Task –
Hunt through the lines below for the string "global" and copy each one that has it.

Data items
=== Section Start ===

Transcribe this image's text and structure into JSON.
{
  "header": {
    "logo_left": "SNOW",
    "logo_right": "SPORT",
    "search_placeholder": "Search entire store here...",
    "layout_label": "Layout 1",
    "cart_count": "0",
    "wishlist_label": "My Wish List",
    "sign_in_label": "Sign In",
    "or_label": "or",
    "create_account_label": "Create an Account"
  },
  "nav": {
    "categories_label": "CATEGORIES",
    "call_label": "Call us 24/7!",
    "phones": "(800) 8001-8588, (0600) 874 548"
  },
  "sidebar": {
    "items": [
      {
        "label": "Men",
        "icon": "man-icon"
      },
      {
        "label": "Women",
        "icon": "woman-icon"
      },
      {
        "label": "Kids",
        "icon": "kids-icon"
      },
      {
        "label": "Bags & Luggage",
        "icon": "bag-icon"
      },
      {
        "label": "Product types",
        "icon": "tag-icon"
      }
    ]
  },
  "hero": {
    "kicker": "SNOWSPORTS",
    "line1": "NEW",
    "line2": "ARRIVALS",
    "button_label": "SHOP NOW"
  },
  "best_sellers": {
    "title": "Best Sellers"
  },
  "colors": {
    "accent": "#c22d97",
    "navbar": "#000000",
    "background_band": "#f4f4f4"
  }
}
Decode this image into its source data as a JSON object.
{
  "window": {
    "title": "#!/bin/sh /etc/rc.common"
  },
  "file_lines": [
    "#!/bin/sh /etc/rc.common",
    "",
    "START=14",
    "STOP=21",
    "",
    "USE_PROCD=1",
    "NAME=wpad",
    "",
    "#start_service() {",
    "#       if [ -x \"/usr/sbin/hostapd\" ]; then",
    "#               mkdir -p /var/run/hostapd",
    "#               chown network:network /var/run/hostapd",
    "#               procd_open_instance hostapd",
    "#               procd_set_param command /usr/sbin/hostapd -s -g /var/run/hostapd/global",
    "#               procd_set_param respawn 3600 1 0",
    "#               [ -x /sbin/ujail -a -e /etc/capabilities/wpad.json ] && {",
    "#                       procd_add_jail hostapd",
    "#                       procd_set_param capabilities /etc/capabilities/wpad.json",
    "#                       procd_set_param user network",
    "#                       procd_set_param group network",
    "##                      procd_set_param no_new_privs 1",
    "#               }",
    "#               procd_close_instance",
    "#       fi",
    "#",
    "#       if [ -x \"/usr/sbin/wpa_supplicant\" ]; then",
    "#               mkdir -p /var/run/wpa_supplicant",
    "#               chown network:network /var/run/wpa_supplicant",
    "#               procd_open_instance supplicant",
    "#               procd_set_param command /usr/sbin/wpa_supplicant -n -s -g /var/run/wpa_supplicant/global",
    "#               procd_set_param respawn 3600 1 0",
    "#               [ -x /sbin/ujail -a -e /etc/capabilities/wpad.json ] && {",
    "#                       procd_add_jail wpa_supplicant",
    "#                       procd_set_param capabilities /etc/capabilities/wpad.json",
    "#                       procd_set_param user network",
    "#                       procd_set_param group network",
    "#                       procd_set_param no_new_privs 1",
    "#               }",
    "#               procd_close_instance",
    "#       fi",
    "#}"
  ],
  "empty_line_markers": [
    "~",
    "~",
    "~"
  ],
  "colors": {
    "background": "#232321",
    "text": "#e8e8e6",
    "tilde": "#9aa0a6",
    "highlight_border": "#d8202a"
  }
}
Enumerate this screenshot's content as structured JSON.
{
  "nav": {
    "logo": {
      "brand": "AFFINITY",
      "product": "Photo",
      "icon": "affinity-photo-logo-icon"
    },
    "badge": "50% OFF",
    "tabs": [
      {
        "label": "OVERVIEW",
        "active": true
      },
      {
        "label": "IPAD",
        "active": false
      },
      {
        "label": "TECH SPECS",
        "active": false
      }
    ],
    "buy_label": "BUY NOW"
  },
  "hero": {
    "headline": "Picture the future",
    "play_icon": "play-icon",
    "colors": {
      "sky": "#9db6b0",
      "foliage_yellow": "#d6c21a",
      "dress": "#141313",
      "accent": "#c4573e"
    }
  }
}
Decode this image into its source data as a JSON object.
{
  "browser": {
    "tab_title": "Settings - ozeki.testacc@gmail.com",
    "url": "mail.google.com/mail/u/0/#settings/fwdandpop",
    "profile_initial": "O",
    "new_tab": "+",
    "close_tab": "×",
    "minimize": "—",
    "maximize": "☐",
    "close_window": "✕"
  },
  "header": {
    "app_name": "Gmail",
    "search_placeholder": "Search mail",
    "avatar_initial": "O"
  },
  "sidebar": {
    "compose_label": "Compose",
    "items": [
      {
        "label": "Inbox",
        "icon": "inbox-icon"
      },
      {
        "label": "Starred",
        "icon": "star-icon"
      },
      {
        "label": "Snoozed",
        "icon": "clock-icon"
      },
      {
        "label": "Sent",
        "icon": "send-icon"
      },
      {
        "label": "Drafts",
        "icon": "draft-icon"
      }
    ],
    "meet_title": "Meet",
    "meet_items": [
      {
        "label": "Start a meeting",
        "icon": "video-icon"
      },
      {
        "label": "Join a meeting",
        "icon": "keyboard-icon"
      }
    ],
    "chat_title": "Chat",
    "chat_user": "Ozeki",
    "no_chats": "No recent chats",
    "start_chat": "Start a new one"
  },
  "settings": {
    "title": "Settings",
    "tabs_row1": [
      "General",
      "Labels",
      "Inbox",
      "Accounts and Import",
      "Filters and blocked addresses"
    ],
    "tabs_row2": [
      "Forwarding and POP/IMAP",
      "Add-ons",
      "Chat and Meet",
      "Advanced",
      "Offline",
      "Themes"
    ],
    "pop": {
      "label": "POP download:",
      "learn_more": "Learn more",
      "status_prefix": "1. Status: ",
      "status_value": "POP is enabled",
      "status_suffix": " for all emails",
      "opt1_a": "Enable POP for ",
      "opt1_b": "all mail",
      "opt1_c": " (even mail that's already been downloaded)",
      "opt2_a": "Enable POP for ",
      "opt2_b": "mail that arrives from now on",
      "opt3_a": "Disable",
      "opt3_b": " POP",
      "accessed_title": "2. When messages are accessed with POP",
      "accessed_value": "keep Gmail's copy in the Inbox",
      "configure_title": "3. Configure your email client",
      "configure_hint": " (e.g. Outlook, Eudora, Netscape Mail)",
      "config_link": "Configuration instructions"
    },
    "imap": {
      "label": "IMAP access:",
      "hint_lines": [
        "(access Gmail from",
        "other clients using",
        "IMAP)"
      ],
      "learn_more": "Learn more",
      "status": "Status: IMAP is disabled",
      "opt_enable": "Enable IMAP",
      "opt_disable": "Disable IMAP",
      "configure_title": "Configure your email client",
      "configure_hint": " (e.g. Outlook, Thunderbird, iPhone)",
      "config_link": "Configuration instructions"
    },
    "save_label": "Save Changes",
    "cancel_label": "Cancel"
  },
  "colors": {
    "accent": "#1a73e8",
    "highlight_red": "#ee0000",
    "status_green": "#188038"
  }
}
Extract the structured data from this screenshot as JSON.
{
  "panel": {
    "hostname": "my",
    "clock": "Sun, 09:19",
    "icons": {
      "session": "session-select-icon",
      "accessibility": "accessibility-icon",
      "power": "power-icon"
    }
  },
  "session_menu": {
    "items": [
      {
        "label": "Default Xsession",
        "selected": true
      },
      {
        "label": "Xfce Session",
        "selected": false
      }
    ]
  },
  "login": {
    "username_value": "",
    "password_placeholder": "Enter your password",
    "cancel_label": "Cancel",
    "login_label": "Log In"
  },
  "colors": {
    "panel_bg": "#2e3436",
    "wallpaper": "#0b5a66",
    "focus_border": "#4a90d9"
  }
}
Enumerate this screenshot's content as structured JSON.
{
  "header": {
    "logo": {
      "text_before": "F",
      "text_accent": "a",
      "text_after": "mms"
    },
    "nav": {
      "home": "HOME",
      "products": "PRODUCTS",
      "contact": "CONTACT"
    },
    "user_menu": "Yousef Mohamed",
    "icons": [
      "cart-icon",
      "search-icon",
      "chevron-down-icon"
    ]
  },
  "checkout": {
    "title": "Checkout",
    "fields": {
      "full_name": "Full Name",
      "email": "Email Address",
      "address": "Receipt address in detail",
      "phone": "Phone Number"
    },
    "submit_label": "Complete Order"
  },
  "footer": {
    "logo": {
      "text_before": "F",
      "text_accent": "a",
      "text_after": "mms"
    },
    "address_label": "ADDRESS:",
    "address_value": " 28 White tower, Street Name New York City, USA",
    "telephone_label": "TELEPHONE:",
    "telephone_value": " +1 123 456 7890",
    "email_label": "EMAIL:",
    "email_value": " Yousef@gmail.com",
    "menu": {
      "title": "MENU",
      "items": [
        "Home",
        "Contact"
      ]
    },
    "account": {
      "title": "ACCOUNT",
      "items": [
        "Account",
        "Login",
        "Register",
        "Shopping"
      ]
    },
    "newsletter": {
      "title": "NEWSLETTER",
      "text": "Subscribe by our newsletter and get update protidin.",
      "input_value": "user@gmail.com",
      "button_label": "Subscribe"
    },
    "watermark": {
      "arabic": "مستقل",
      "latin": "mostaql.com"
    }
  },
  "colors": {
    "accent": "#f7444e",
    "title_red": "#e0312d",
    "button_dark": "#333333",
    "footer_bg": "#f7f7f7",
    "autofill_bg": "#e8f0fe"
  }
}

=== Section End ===

Exercise result –
    "#               procd_set_param command /usr/sbin/hostapd -s -g /var/run/hostapd/global",
    "#               procd_set_param command /usr/sbin/wpa_supplicant -n -s -g /var/run/wpa_supplicant/global",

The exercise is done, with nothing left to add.